=== Section Start ===
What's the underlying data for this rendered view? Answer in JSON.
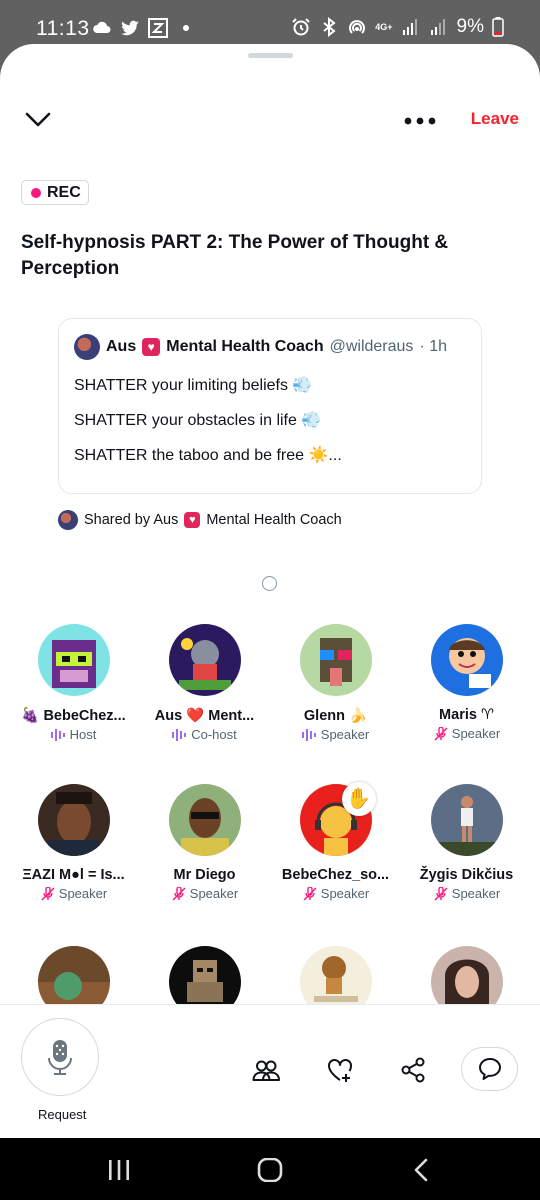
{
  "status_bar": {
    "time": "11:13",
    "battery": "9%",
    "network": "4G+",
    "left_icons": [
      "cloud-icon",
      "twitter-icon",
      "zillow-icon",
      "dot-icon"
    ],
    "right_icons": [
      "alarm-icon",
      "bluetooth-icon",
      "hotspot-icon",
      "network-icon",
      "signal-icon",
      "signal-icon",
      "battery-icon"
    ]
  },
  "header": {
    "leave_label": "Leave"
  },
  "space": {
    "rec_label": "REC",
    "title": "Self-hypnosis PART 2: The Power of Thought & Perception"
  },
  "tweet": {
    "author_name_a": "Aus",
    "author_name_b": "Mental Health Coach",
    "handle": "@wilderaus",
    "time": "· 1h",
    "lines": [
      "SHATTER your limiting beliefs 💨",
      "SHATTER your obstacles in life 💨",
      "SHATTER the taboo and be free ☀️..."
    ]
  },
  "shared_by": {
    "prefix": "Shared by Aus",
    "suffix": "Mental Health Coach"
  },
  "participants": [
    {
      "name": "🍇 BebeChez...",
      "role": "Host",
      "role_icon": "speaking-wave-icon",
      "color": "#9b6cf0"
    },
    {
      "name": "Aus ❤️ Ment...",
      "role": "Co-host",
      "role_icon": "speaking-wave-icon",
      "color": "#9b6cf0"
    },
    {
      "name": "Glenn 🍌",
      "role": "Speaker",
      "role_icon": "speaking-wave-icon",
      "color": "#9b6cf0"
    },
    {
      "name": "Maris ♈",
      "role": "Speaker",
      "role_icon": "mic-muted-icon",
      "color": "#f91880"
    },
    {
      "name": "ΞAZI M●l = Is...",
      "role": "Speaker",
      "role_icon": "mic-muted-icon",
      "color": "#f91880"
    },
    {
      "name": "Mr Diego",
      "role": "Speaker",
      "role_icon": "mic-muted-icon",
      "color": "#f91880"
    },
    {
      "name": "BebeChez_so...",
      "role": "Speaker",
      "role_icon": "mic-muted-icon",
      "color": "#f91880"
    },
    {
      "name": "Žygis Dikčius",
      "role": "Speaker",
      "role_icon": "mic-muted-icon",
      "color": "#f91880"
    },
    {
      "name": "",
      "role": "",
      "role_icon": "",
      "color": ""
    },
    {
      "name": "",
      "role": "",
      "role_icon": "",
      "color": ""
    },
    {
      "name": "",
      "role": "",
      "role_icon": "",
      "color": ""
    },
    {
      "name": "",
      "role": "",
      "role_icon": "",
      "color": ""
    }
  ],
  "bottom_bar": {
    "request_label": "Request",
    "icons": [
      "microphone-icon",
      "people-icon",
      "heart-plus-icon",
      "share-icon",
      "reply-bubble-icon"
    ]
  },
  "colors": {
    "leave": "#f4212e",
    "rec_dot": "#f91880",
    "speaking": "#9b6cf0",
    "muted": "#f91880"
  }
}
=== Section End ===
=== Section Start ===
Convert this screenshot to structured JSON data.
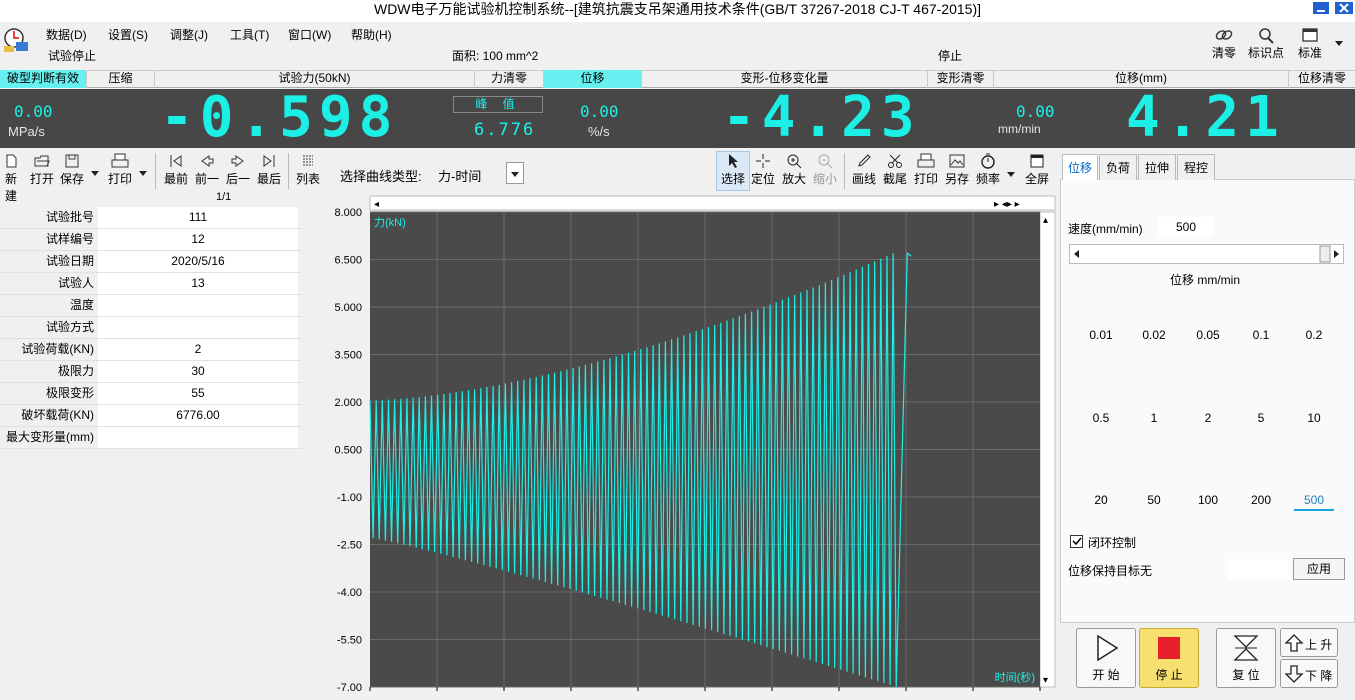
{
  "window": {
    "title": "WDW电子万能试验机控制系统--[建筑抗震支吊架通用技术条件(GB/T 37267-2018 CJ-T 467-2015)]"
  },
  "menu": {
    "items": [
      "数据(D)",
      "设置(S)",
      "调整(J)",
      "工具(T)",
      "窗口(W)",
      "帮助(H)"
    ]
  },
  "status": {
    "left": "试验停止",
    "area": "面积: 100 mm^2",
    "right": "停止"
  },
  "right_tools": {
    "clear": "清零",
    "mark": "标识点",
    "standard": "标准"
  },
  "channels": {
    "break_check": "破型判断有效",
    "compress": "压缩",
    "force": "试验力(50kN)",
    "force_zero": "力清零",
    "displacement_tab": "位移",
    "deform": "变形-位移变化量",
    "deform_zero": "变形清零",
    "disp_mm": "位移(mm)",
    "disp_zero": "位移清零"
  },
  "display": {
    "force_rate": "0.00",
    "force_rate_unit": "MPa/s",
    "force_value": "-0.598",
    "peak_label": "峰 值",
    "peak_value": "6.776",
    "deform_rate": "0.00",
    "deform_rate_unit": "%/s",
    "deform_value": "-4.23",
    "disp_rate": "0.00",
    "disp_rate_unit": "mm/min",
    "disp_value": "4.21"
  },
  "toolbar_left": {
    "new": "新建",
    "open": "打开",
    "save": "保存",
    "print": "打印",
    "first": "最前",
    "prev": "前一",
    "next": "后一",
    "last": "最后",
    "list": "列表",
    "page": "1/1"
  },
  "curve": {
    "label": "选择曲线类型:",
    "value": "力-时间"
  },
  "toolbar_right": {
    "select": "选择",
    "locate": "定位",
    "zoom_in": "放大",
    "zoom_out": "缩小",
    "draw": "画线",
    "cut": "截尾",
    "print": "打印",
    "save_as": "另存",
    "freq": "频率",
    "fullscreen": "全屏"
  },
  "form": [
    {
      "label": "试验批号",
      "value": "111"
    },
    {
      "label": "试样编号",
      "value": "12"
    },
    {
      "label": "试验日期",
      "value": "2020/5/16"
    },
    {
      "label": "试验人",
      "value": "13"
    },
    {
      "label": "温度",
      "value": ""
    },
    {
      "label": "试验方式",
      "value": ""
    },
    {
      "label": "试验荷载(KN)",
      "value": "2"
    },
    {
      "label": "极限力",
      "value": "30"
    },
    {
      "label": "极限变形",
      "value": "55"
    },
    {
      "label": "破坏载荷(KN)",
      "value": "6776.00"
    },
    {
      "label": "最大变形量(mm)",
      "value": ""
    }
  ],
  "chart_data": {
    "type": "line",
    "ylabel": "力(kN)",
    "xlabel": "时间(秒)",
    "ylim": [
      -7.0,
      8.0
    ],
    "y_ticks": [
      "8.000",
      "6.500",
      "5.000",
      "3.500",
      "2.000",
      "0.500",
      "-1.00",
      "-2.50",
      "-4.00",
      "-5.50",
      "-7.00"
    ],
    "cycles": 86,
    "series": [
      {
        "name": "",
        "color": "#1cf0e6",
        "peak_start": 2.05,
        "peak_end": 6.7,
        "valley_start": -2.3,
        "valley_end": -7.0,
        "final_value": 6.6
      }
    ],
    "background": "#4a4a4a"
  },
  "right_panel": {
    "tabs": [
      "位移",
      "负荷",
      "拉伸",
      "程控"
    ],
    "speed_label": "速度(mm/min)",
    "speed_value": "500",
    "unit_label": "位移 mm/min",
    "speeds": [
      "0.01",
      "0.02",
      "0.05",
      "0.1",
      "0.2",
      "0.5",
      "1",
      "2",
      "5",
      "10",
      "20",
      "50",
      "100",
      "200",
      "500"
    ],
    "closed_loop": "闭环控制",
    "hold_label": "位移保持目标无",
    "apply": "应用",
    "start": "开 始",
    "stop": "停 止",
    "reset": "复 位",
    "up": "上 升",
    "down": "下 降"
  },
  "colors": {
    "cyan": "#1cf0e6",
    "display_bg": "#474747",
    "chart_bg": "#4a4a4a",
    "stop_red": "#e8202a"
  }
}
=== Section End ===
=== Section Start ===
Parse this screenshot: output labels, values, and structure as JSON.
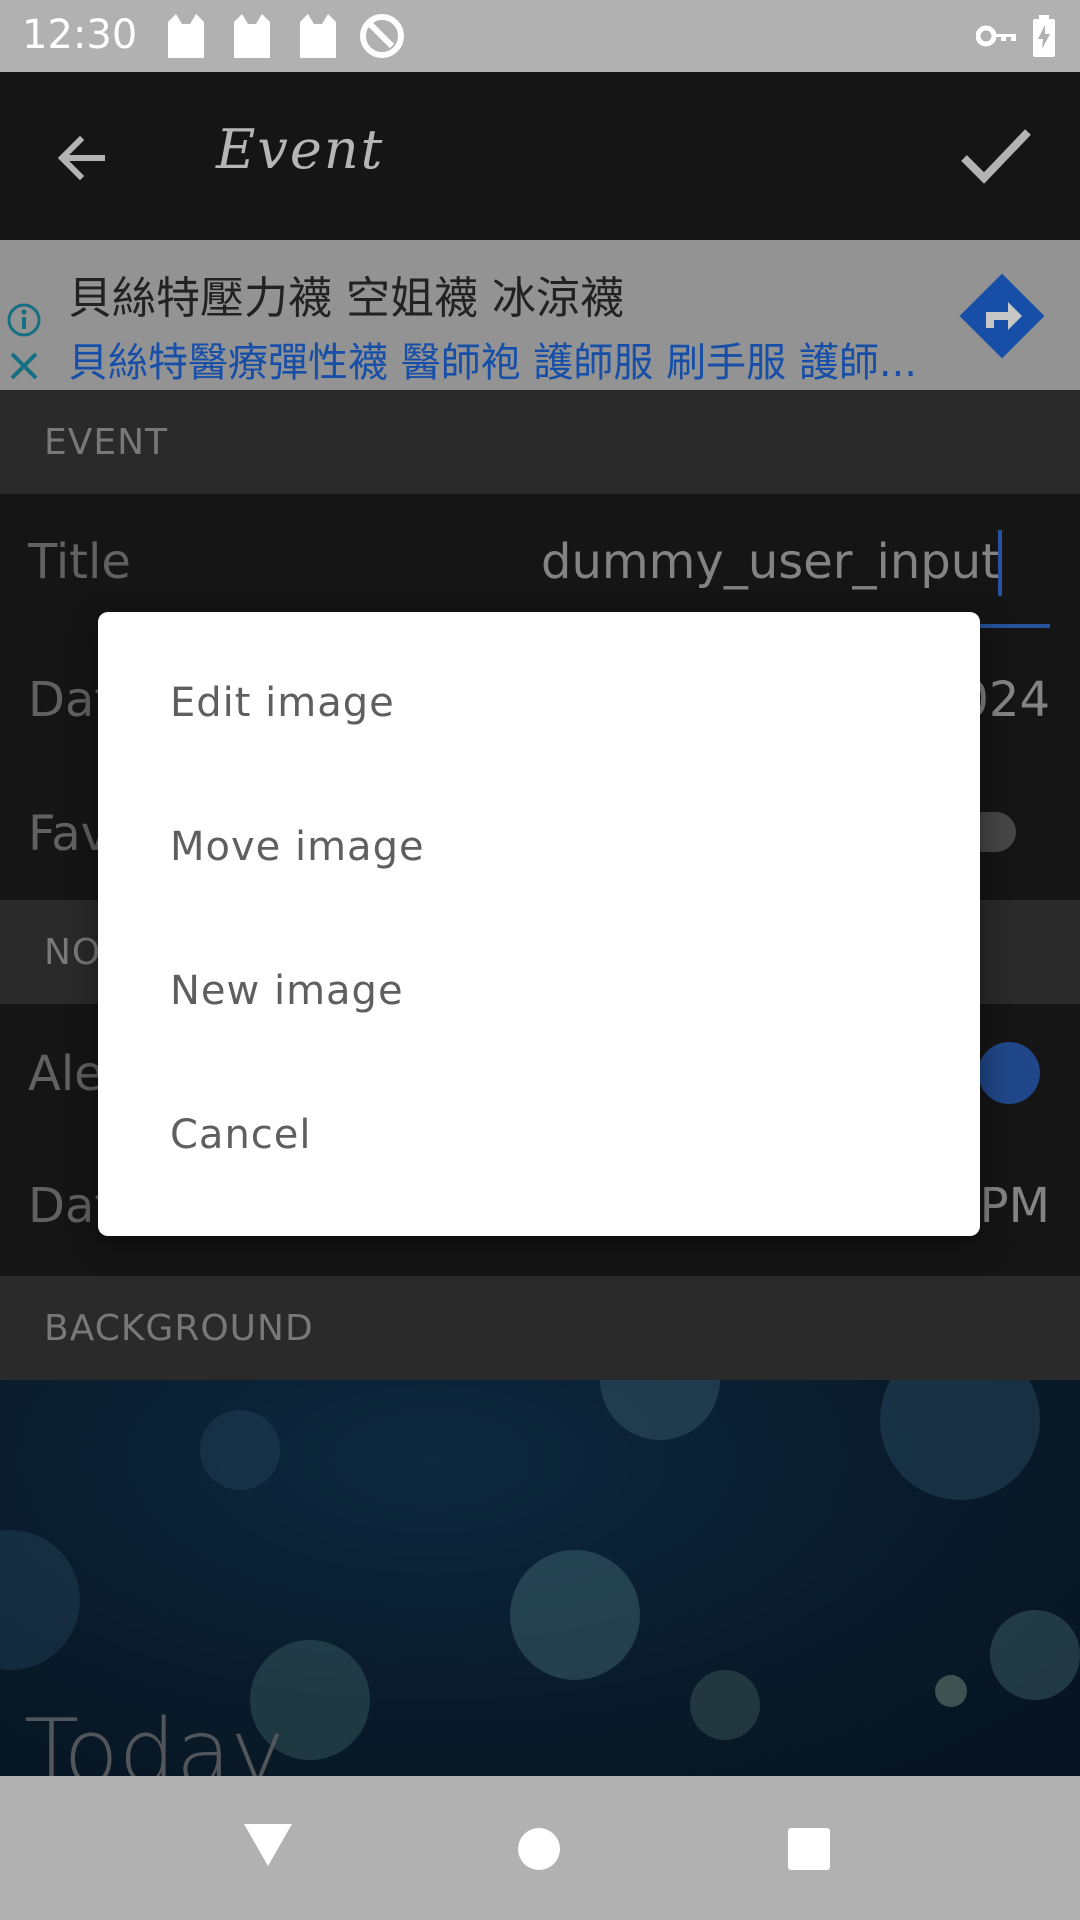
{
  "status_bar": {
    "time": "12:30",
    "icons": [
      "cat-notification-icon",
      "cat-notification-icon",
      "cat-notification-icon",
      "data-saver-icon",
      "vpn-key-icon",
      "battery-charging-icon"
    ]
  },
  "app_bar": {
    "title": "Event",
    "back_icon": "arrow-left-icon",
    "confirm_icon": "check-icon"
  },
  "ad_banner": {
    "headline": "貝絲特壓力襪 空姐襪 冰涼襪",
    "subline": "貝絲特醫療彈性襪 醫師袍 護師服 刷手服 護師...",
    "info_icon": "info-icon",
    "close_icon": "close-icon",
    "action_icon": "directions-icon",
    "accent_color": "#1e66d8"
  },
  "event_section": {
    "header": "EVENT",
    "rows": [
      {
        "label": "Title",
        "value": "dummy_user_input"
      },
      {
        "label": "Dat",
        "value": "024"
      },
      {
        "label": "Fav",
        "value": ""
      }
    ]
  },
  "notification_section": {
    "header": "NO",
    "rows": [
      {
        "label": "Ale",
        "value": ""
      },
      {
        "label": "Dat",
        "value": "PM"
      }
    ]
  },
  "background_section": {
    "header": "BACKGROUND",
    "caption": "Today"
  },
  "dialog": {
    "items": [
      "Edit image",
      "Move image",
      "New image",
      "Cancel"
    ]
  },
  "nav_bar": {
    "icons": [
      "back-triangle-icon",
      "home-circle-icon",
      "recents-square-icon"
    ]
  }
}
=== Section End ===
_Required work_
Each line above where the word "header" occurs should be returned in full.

_Expected output_
  "header": {
    "header": "EVENT",
    "header": "NO",
    "header": "BACKGROUND",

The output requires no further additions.